# Air Nets

You will see our mathematician attempt to assemble the net into a solid 3D shape, sometimes successfully and sometimes unsuccessfully.

Before watching the mathematician fold each net, consider these questions:

- Can you imagine folding the net up into a solid shape?
- Do you think that the net will fold into a shape with all sides clicked together?
- Can you imagine the shape of the final solid if the net does indeed correctly fold together?

- Were you correct? Was the result a surprise in any way?
- Try again to imagine how the shape folded together.
- Draw an accurate drawing of the net. Can you see which sides joined together? Can you indicate this clearly on your diagram?
- If you have access to Polydron, try building each net and replicating the final solid, where one was created. Could you make a solid shape from the net in the cases where our mathematician failed, or is it actually impossible to make the net into a solid shape?
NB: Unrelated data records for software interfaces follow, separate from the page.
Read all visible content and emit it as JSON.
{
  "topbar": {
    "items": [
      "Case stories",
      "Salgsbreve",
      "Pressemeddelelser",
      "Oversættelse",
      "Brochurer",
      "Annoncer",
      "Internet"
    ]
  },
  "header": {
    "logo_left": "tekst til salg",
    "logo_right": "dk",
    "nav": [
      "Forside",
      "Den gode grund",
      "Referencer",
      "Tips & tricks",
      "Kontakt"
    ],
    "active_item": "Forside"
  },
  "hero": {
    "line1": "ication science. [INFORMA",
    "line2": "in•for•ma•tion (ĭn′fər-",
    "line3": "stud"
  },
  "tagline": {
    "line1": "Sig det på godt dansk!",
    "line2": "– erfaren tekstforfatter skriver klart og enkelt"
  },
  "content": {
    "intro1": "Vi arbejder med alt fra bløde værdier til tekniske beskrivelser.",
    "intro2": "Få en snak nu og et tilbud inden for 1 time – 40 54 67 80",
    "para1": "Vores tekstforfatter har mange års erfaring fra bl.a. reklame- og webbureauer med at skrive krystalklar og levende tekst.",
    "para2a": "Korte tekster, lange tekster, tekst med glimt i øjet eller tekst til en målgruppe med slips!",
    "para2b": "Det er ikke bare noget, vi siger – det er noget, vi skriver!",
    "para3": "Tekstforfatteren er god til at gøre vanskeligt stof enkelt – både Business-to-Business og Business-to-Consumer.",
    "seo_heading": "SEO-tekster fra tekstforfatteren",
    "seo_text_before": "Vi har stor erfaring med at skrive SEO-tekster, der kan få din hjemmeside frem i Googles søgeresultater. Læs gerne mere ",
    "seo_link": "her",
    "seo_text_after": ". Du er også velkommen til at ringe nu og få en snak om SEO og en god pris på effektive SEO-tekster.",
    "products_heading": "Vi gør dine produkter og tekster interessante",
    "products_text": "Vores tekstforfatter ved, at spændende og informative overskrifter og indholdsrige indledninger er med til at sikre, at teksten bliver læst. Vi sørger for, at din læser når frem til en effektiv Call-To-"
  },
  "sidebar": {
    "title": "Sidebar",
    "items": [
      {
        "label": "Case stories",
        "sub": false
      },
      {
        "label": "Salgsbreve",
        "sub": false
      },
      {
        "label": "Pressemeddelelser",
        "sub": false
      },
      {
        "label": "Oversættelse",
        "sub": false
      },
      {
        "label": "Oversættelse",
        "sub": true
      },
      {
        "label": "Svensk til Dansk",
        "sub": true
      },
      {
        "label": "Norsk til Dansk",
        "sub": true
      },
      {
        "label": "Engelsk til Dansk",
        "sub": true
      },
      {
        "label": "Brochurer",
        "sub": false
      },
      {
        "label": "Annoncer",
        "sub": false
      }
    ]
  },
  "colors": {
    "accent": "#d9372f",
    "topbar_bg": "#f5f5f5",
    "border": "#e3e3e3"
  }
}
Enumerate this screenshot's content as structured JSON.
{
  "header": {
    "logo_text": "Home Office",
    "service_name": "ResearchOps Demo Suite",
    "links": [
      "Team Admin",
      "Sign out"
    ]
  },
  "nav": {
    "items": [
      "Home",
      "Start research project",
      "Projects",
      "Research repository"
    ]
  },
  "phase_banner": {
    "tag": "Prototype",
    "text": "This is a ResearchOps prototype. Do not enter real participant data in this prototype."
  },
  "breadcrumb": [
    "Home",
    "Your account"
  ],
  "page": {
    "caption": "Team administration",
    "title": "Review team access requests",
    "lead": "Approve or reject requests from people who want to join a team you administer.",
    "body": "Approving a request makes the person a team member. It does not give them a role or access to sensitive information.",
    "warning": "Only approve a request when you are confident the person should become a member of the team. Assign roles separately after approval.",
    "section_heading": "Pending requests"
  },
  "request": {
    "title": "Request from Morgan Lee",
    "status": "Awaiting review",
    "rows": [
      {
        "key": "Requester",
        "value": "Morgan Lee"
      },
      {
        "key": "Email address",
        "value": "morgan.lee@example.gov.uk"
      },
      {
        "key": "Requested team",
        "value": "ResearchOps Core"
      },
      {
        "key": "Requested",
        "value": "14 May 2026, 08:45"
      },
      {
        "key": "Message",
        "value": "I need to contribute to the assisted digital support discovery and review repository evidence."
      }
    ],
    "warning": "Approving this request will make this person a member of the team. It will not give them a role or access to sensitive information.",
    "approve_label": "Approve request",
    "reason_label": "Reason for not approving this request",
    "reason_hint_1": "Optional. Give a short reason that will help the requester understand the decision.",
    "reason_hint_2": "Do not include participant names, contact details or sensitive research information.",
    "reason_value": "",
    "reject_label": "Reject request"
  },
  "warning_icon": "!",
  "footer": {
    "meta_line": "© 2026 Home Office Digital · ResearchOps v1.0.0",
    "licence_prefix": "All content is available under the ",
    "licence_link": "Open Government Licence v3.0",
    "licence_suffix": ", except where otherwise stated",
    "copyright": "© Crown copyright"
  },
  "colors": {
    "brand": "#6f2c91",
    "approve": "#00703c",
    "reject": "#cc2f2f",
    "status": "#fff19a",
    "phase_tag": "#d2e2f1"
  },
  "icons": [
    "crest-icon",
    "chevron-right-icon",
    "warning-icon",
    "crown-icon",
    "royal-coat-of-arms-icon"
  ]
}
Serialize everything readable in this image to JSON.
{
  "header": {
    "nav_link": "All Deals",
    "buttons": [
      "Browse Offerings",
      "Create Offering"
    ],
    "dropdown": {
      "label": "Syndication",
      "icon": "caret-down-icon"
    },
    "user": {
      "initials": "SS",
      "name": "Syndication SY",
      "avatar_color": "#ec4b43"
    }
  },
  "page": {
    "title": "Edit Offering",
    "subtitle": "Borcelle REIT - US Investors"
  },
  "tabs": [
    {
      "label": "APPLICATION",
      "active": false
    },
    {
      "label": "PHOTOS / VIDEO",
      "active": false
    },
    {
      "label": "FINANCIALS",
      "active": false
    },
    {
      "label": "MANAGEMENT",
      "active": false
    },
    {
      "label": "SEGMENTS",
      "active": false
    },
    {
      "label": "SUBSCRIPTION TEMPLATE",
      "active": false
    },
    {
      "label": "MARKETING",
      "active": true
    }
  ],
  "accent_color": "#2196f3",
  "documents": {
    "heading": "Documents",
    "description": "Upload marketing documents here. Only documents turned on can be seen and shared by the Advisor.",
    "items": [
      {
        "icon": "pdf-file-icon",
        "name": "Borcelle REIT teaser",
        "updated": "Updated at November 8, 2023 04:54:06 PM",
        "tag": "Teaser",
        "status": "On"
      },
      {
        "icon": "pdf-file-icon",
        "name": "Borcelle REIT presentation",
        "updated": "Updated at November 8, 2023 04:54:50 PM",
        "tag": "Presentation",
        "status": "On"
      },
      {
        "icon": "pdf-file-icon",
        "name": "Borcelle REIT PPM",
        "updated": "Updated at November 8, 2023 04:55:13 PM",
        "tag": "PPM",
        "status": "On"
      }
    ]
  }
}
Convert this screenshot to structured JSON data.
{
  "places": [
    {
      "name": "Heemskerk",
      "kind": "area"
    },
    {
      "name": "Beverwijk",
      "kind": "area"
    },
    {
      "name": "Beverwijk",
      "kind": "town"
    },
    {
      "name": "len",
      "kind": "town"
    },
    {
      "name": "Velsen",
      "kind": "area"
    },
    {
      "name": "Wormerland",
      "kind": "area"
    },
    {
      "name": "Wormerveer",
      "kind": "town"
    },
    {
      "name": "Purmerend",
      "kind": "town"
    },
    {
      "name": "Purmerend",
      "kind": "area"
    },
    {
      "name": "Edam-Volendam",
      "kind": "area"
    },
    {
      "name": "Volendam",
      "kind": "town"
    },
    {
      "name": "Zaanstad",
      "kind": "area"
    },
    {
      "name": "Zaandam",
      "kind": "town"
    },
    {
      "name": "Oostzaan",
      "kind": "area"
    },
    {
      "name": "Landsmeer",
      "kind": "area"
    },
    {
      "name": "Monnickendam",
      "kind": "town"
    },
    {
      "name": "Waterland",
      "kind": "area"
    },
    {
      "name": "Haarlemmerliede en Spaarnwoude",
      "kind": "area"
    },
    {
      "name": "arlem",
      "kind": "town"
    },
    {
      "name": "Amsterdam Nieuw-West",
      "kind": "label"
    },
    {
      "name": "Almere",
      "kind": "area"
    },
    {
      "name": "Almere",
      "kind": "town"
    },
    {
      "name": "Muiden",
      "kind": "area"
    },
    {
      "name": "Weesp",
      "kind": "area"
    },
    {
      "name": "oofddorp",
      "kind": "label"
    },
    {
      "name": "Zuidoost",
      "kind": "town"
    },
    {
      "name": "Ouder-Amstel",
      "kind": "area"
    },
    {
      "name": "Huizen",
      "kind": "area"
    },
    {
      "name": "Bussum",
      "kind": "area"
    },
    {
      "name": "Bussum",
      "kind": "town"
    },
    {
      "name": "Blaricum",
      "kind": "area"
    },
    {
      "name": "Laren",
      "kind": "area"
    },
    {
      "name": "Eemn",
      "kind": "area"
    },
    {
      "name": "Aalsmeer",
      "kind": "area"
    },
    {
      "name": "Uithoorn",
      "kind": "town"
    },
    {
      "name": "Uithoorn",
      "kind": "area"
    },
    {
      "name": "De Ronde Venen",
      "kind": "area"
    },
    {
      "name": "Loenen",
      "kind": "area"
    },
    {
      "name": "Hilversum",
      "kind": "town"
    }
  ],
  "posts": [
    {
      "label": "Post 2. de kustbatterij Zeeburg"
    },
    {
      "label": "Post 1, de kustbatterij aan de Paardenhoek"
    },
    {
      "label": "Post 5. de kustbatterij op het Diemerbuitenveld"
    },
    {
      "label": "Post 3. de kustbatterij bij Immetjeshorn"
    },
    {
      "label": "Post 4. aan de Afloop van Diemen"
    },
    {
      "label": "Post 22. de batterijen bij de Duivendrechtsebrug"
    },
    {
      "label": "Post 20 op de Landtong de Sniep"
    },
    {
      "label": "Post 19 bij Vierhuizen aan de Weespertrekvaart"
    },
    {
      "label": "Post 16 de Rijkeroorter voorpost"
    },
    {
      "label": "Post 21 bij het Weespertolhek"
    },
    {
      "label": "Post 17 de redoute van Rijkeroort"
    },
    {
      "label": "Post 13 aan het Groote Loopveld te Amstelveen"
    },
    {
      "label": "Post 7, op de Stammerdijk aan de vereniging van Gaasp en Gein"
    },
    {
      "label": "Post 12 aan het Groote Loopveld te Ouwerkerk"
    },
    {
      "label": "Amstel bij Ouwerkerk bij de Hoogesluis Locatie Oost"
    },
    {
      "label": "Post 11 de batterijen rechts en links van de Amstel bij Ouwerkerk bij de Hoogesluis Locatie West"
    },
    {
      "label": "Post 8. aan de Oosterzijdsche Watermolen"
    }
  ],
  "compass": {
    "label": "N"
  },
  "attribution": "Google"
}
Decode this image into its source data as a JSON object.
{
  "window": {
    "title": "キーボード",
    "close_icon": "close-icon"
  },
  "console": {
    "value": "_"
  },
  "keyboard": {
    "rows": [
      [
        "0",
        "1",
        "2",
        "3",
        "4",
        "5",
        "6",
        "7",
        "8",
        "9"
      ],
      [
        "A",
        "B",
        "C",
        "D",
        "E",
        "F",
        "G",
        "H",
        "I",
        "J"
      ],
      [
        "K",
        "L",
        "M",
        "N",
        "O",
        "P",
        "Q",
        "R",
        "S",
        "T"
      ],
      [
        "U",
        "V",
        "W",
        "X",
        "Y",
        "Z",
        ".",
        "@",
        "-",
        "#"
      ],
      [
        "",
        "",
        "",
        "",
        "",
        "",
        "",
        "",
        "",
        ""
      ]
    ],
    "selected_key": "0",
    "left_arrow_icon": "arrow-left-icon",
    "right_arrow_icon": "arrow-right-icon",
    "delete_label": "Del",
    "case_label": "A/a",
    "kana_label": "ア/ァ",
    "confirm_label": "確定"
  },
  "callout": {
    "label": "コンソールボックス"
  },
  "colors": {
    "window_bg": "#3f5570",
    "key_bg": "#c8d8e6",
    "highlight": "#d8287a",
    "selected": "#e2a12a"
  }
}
- How might you be able to look at a net and be
*certain*that the net*will not*fold up into a solid? - How might you be able to be
*certain*that the net*will*fold up into a solid? - In what cases might you be unsure as to whether or not a net will fold up correctly? Can you give a good set of conditions for a net being a
*good possible candidate*for folding up into a solid?

In order for the net to be able to folded into a polyhedron, there must be an even number of unattached edges! We must also be able to match them up into pairs each of the same length that will join together when the net is folded.

For example, here's net 23. We can see there's an odd number of edges, so it certainly won't be possible to fold it. If the yellow triangle numbered with sides numbered 7 and 8 were removed, it would fulfill our requirement, as the 'new' edge of the red triangle with numbered side 6 could match up with the yellow side numbered 7. However, it's still not certain whether this net would fold up, as the triangles have to be put together to ensure it's possible for the squares to fit in.

There's lots of interesting ideas at http://nrich.maths.org/1381, particularly the fact the angle deficiency of a regular polyhedron (i.e all vertices look the same) add up to $720^{\circ}$. We could use this to predict whether a net will form a polyhedra. Usefully, this also works for concave regular polyhedra like some of the examples in this problem.

You can find the 24 videos individually on our YouTube channel.